### Your instructions
Look at each line below and tally those holding "icon"; answer with that figure and nothing else.

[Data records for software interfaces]
______________________________

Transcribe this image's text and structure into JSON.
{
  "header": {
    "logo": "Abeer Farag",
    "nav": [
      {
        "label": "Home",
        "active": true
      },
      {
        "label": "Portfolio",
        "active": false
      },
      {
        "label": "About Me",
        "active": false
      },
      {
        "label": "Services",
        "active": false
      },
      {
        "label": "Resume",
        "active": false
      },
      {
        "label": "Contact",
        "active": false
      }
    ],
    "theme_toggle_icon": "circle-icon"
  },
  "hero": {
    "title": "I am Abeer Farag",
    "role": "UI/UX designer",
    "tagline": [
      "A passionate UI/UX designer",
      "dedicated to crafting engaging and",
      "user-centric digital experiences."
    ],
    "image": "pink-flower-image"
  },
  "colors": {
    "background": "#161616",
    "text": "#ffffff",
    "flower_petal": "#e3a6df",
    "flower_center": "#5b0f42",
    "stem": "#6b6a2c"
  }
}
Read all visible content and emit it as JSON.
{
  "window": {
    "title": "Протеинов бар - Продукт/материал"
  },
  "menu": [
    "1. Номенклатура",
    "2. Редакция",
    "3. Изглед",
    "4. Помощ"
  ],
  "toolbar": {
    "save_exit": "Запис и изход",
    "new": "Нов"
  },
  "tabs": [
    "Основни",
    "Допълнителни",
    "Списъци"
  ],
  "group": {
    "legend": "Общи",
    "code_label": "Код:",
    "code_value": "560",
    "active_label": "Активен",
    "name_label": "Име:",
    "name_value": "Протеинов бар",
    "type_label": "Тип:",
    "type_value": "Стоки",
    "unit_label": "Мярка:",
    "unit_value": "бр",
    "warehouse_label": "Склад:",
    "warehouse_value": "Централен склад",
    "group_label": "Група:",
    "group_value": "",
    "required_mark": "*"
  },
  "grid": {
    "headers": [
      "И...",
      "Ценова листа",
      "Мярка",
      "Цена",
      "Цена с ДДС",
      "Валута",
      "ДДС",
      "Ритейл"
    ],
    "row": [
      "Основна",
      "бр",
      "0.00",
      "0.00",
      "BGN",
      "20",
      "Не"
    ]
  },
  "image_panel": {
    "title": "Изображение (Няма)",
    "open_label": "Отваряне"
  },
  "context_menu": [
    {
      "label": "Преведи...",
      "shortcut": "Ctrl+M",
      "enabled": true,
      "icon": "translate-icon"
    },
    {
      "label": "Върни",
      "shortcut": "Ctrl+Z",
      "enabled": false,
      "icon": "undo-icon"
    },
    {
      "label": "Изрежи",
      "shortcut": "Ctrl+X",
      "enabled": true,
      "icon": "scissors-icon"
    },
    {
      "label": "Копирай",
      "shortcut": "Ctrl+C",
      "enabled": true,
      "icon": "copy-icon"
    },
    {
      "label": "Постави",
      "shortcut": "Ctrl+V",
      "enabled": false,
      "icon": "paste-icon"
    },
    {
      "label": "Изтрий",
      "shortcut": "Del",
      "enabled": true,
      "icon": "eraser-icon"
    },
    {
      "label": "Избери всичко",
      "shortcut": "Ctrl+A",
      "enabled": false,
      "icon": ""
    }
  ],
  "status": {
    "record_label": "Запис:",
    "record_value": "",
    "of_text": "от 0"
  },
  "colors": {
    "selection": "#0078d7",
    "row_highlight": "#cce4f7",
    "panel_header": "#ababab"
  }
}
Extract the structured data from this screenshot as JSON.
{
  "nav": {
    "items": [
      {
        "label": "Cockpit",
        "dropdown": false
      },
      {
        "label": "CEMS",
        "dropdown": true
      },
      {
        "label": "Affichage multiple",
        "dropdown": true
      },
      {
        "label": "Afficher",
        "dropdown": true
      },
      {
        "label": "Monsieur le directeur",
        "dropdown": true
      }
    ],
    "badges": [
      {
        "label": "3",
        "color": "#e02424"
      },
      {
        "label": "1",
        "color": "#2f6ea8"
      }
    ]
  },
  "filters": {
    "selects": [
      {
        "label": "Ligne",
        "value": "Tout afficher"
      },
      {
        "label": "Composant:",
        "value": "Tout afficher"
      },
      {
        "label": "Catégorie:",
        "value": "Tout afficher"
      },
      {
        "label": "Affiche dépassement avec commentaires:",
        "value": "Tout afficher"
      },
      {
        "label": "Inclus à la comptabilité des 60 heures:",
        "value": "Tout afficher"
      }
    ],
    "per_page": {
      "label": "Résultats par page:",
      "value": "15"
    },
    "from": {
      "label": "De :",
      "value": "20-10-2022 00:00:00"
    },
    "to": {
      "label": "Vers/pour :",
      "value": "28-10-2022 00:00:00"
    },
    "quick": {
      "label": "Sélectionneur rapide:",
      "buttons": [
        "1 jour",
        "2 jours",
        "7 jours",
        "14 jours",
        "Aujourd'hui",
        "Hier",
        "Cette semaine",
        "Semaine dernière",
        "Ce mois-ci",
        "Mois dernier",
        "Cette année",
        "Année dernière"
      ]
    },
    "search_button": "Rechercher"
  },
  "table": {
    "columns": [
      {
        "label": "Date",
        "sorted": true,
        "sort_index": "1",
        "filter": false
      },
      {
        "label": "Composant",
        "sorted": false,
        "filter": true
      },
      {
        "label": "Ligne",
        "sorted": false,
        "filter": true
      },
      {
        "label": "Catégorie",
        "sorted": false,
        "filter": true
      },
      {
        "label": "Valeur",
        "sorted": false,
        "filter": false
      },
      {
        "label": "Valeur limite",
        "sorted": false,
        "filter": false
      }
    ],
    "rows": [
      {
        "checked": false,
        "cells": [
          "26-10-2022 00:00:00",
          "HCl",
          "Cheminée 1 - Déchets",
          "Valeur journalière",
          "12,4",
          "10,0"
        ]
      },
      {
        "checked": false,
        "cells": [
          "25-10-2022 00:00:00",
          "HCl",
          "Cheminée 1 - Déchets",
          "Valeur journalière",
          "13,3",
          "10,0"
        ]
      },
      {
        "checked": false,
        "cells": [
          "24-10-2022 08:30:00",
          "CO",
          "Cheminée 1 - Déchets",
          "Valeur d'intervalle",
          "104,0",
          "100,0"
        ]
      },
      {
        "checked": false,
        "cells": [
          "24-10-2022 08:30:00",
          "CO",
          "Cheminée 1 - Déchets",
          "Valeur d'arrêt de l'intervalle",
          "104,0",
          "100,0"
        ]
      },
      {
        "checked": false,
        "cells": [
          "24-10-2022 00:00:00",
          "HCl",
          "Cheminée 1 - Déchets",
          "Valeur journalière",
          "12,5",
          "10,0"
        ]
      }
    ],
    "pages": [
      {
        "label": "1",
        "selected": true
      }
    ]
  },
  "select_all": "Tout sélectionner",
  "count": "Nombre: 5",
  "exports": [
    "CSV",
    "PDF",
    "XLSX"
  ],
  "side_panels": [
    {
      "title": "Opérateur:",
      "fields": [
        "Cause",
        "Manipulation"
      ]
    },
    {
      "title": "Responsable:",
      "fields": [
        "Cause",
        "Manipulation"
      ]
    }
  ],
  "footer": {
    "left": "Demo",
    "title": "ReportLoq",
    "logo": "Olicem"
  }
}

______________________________

### Answer to this problem
8